On 20 June 2022, the Iraqi Communications and Media Commission (CMC) published its Draft Cloud Computing Policy. The Policy aims to accelerate digital transformation across Iraq, boost the uptake of cloud services and ensure the protection of government and personal data.
According to the policy, Cloud Service Providers (CSPs) are now required to register their services and obtain a service providers licence from CMC prior to offering cloud services to users within the Iraqi market, including for both the private and public sectors. Moreover, the Policy highlights the costs of obtaining such a licence and the various types of applicable licences depending on the scope of the services provided.
Furthermore, the Policy highlights various obligations on CSPs, including requirements to:
- Protect personal data,
- Report regularly to the CMC;
- Comply with international standards (such as ISO 27001/17/18, PCI DSS, CSA, SOC Type 1 and Type2, COBIT, and NIST CCD); and
- Enable interoperability.
Finally, the Cloud Computing Policy echoes the data classification framework contained in the CMC’s Data Classification Policy, specifying 4 data-classification levels:
- General data and information available to the public.
- Non-sensitive personal data such as, but not limited to, a person’s names, gender age, and job title.
- Sensitive personal data such as, but not limited to, criminal records, court decisions, and contact information.
- Highly sensitive data such as, but not limited to, political documents or sensitive information from military or security entities.
The Draft Cloud Computing Policy represents a significant development in Iraq’s regulatory ecosystem, which still is rather nascent, with little to no regulations guiding CSPs activity in place.
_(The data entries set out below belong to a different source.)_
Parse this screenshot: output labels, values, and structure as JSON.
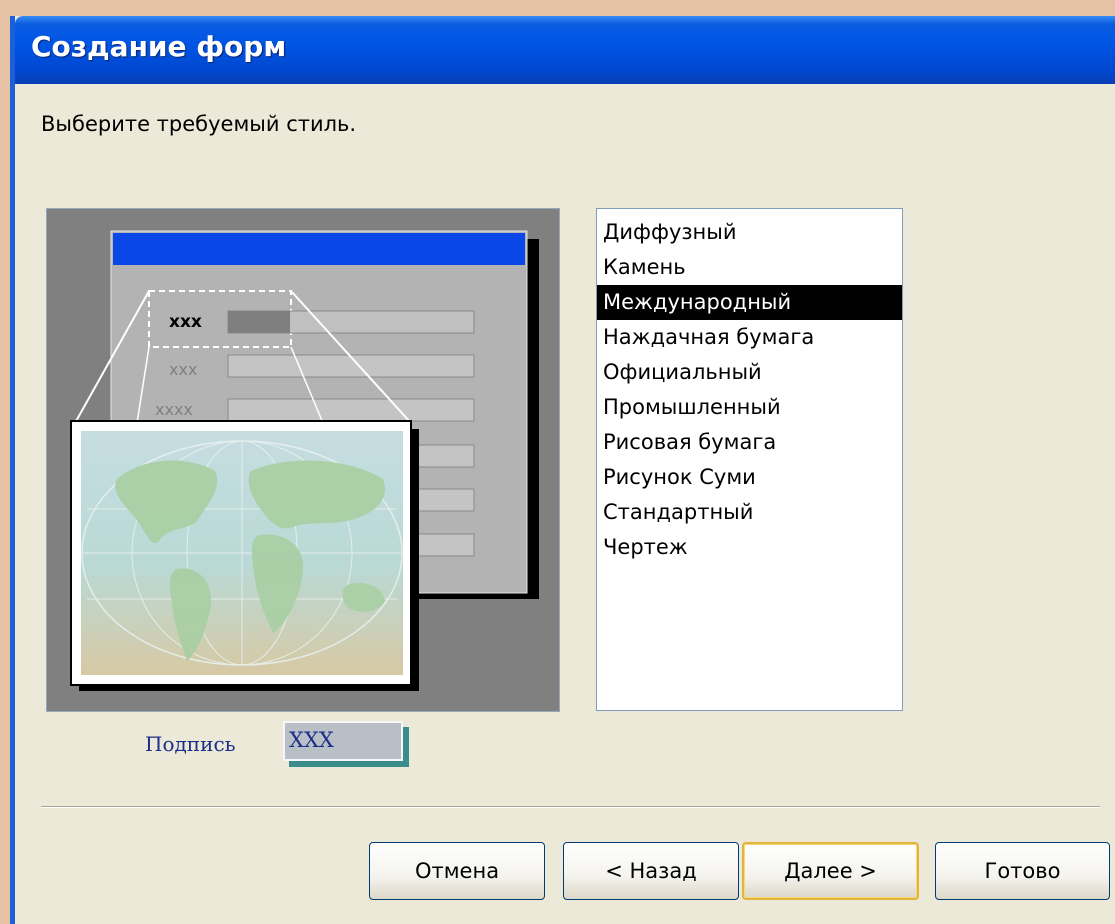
{
  "window": {
    "title": "Создание форм",
    "prompt": "Выберите требуемый стиль."
  },
  "preview": {
    "field_labels": [
      "xxx",
      "xxx",
      "xxxx"
    ],
    "caption": "Подпись",
    "sample_value": "XXX"
  },
  "styles": {
    "items": [
      "Диффузный",
      "Камень",
      "Международный",
      "Наждачная бумага",
      "Официальный",
      "Промышленный",
      "Рисовая бумага",
      "Рисунок Суми",
      "Стандартный",
      "Чертеж"
    ],
    "selected": "Международный"
  },
  "buttons": {
    "cancel": "Отмена",
    "back": "< Назад",
    "next": "Далее >",
    "finish": "Готово"
  },
  "colors": {
    "titlebar": "#0055e5",
    "dialog": "#ece9d8",
    "selection": "#000000"
  }
}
With this policy, however, it is clear that the Iraqi regulator is currently working to expand its regulatory framework to keep pace with digital transformation development.
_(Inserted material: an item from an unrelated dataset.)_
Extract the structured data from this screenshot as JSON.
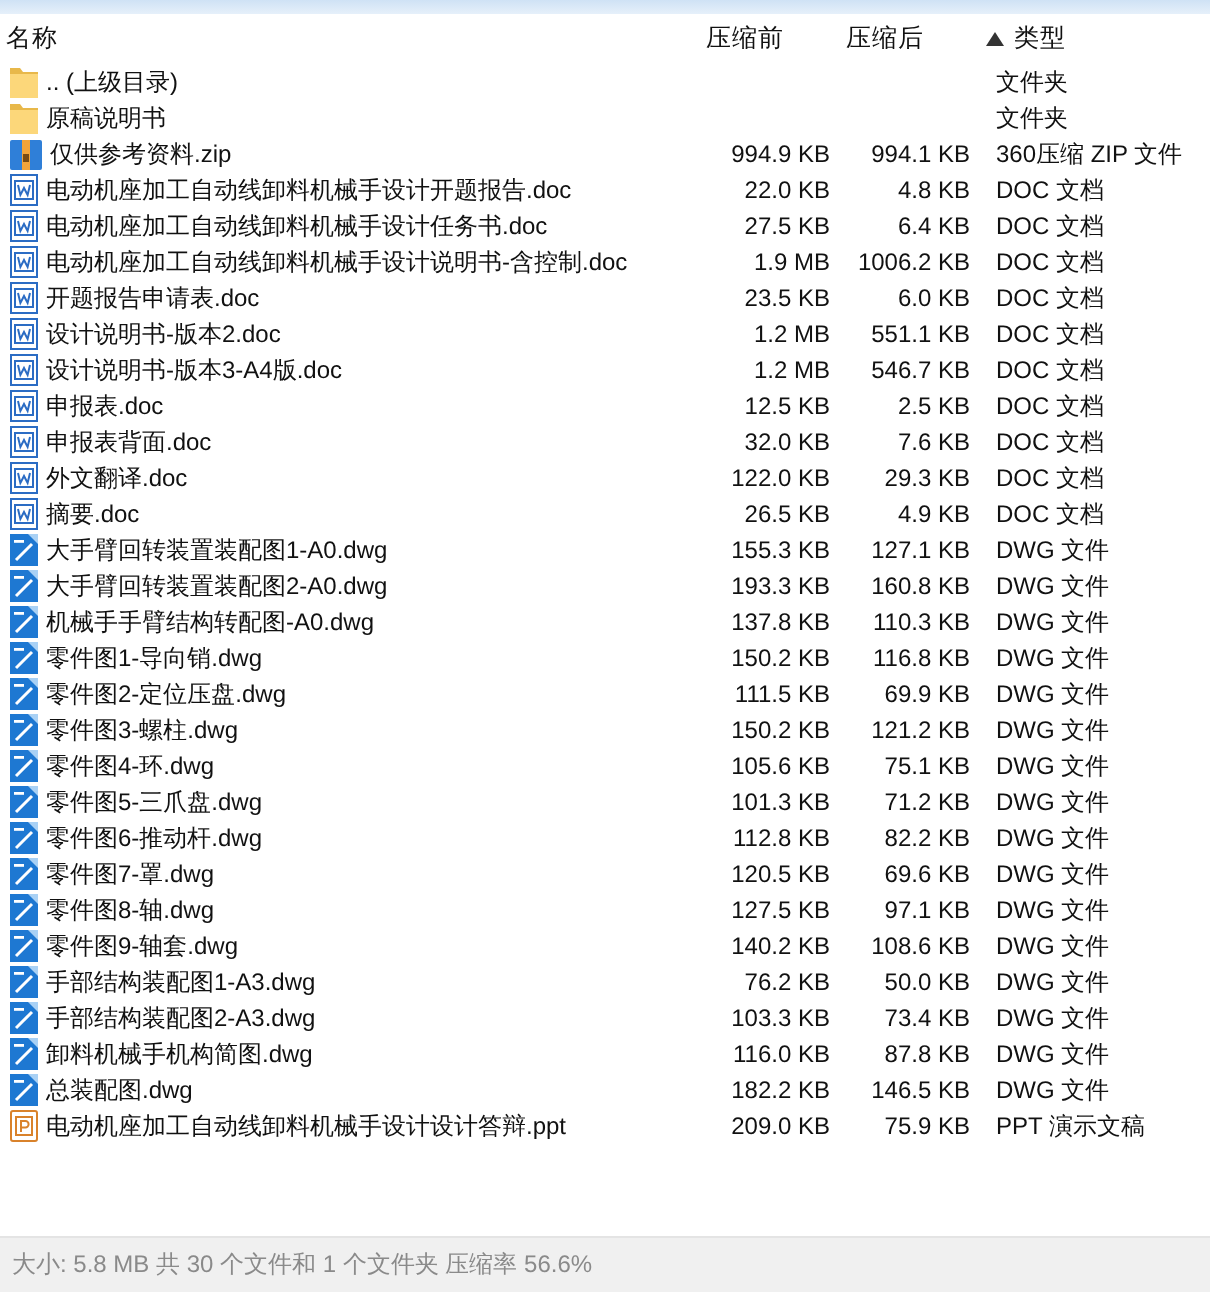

If you are interested in learning more about Iraq’s Draft Data Classification Policy, require support with submitting comments to the public consultation or engage the CMC, please contact Hussein Abul-Enein, or Anja Engen.